Pick out each line in these entries that contains the string "JSON".

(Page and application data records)
#####

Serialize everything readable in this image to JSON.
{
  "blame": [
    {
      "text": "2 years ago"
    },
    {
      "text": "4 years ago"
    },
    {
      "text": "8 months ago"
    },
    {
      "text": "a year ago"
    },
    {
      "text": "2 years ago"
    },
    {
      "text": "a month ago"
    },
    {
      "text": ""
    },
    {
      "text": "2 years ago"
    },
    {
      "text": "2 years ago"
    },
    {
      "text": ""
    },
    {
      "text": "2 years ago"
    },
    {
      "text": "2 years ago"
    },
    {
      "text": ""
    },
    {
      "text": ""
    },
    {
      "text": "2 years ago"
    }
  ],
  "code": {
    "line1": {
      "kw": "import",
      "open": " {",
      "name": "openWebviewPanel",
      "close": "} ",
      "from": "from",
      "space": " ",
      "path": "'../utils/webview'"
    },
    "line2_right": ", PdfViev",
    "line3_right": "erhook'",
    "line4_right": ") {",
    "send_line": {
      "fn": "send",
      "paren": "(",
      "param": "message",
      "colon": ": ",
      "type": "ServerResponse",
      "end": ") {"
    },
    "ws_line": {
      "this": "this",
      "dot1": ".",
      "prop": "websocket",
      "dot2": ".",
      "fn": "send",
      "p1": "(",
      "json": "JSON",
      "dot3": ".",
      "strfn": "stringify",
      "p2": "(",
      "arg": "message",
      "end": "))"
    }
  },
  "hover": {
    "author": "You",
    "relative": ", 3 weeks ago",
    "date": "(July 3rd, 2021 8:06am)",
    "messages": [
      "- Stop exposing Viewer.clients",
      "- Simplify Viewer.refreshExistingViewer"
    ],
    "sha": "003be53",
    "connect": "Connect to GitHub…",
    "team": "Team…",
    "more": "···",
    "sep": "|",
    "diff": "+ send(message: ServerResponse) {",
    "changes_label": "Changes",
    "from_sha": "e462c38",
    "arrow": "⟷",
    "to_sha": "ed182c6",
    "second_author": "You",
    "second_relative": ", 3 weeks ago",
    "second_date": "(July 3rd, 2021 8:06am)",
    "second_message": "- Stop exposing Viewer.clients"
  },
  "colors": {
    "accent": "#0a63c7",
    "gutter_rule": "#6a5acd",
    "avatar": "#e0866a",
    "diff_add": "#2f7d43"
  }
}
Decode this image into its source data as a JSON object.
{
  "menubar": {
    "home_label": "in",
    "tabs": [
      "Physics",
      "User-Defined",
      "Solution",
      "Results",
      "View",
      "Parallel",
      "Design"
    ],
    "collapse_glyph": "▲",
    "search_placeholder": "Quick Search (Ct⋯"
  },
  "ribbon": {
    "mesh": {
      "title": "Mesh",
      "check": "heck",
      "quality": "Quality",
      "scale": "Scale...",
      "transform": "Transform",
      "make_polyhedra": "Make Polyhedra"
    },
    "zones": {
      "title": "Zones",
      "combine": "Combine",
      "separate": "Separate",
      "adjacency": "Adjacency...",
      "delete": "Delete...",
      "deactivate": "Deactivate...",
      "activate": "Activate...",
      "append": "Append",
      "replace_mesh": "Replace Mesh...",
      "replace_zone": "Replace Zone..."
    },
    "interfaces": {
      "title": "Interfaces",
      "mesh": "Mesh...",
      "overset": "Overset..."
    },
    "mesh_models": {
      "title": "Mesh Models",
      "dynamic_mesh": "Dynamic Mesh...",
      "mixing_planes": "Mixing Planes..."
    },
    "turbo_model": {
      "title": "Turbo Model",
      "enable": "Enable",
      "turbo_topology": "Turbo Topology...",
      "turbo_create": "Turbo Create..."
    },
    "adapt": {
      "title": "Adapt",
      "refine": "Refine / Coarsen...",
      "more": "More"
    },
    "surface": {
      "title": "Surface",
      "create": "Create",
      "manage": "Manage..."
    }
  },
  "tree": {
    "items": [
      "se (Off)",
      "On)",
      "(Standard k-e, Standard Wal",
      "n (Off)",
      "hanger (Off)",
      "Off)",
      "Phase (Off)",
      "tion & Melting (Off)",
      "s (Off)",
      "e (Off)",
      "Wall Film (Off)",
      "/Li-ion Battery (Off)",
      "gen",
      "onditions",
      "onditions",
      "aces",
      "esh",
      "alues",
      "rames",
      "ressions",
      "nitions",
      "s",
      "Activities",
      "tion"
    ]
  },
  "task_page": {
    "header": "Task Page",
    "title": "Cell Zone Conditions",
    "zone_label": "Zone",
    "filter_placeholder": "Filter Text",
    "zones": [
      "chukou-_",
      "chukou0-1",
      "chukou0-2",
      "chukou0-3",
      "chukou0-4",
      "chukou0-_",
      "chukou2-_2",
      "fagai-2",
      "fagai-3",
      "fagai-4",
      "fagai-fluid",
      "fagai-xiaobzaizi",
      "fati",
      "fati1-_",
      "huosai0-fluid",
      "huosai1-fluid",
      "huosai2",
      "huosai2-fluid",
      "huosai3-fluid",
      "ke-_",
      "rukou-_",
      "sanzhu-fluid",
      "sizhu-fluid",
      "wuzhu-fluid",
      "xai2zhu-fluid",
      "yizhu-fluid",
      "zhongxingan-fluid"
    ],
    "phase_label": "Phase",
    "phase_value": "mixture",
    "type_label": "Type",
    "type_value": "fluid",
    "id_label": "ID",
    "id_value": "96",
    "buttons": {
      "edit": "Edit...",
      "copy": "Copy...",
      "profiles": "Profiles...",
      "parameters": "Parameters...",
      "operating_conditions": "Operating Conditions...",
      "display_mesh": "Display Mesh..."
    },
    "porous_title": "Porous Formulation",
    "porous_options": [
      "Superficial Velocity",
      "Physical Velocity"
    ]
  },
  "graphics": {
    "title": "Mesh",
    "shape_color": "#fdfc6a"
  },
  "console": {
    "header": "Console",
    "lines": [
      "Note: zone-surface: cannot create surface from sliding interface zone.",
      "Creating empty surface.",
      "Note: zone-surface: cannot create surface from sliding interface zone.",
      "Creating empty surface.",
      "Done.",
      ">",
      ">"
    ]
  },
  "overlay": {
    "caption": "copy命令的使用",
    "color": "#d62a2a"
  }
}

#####

## EXERCISE SOLUTION
Serialize everything readable in this image to JSON.
      "json": "JSON",
Decode this image into its source data as a JSON object.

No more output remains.